# PROBLEM
Repeat only what appears from the line containing "Serialize everything readable" through the last line of the listing below, exactly as written.
★ ★ ★ ★ ★
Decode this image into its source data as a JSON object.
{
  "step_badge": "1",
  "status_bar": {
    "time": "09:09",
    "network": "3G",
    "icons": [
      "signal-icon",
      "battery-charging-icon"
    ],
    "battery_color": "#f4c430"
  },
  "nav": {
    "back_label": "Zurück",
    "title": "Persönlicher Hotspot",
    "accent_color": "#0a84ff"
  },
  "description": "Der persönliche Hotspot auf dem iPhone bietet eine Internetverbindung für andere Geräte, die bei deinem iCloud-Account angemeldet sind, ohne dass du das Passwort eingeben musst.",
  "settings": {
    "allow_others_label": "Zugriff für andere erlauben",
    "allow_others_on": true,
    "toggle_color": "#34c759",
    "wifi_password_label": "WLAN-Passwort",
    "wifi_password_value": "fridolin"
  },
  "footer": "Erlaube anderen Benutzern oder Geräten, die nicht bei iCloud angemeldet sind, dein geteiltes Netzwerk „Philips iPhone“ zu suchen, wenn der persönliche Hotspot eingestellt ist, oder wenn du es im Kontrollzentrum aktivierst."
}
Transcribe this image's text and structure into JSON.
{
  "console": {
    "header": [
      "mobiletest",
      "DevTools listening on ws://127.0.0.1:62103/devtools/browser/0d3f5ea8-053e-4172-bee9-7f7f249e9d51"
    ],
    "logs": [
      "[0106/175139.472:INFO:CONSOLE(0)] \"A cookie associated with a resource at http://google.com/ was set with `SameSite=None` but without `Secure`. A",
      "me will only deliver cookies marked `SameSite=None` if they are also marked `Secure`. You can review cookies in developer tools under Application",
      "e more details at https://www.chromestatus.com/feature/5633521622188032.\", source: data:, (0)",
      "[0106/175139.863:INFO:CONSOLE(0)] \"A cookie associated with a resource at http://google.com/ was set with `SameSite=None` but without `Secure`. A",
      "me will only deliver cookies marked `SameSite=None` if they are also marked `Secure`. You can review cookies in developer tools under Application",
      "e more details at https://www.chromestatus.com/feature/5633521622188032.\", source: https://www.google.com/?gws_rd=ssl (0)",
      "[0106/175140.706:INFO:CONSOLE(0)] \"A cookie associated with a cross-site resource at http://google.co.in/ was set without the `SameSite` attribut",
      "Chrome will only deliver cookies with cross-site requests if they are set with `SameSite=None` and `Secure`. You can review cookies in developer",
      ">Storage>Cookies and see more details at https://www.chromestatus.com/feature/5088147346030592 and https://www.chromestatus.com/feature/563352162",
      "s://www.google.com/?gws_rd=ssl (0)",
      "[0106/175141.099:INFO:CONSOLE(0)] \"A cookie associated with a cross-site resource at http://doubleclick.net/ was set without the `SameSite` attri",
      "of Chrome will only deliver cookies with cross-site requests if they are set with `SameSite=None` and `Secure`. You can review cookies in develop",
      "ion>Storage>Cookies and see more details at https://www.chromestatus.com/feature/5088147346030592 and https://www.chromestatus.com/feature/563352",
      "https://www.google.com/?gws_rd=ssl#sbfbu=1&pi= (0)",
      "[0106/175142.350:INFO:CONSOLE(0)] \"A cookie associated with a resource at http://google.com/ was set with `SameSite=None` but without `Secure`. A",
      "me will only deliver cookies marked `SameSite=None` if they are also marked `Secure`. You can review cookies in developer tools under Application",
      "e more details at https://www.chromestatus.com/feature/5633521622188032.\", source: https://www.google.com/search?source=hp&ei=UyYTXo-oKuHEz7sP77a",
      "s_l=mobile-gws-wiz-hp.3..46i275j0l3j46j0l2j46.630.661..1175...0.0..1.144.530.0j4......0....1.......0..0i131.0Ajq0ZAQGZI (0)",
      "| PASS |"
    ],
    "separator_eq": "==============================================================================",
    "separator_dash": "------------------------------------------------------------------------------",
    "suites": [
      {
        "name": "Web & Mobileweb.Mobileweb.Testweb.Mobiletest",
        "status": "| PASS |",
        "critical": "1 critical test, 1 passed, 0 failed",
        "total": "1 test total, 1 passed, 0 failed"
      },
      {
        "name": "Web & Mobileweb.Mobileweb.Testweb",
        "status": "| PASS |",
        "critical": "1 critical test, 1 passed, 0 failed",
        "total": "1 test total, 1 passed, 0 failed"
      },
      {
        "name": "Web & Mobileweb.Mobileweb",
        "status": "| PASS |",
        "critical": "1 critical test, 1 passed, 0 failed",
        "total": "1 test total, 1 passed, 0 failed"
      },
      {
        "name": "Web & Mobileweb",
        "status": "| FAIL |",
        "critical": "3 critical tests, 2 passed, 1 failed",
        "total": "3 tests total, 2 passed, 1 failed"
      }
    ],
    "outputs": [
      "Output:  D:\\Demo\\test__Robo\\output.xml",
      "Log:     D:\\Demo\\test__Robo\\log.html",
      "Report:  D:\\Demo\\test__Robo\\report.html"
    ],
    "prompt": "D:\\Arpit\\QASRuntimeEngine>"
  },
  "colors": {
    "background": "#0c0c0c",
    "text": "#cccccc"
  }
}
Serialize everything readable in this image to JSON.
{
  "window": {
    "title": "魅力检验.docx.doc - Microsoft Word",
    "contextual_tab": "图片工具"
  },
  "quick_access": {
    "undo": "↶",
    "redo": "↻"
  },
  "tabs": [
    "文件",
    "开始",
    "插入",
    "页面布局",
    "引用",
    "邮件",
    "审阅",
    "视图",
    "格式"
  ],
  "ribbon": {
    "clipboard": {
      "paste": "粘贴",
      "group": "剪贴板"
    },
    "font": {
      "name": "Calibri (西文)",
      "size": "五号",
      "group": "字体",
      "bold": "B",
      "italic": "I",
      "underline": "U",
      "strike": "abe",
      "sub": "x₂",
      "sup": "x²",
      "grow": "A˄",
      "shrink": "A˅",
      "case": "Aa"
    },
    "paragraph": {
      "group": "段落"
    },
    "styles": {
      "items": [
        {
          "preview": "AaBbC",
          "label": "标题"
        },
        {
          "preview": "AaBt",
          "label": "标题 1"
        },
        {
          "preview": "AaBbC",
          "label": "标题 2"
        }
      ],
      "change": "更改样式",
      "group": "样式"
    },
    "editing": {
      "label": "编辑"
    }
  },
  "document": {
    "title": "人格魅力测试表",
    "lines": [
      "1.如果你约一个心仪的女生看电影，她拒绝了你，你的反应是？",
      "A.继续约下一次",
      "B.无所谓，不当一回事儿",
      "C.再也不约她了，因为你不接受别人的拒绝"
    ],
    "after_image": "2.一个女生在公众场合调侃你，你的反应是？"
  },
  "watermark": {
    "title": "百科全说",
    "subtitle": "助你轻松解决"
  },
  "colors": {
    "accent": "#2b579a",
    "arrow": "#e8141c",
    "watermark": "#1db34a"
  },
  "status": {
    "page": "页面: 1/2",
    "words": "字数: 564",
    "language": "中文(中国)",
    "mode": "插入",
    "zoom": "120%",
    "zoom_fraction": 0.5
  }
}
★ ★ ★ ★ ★
# WORKED SOLUTION
Serialize everything readable in this image to JSON.
{
  "window": {
    "title": "魅力检验.docx.doc - Microsoft Word",
    "contextual_tab": "图片工具"
  },
  "quick_access": {
    "undo": "↶",
    "redo": "↻"
  },
  "tabs": [
    "文件",
    "开始",
    "插入",
    "页面布局",
    "引用",
    "邮件",
    "审阅",
    "视图",
    "格式"
  ],
  "ribbon": {
    "clipboard": {
      "paste": "粘贴",
      "group": "剪贴板"
    },
    "font": {
      "name": "Calibri (西文)",
      "size": "五号",
      "group": "字体",
      "bold": "B",
      "italic": "I",
      "underline": "U",
      "strike": "abe",
      "sub": "x₂",
      "sup": "x²",
      "grow": "A˄",
      "shrink": "A˅",
      "case": "Aa"
    },
    "paragraph": {
      "group": "段落"
    },
    "styles": {
      "items": [
        {
          "preview": "AaBbC",
          "label": "标题"
        },
        {
          "preview": "AaBt",
          "label": "标题 1"
        },
        {
          "preview": "AaBbC",
          "label": "标题 2"
        }
      ],
      "change": "更改样式",
      "group": "样式"
    },
    "editing": {
      "label": "编辑"
    }
  },
  "document": {
    "title": "人格魅力测试表",
    "lines": [
      "1.如果你约一个心仪的女生看电影，她拒绝了你，你的反应是？",
      "A.继续约下一次",
      "B.无所谓，不当一回事儿",
      "C.再也不约她了，因为你不接受别人的拒绝"
    ],
    "after_image": "2.一个女生在公众场合调侃你，你的反应是？"
  },
  "watermark": {
    "title": "百科全说",
    "subtitle": "助你轻松解决"
  },
  "colors": {
    "accent": "#2b579a",
    "arrow": "#e8141c",
    "watermark": "#1db34a"
  },
  "status": {
    "page": "页面: 1/2",
    "words": "字数: 564",
    "language": "中文(中国)",
    "mode": "插入",
    "zoom": "120%",
    "zoom_fraction": 0.5
  }
}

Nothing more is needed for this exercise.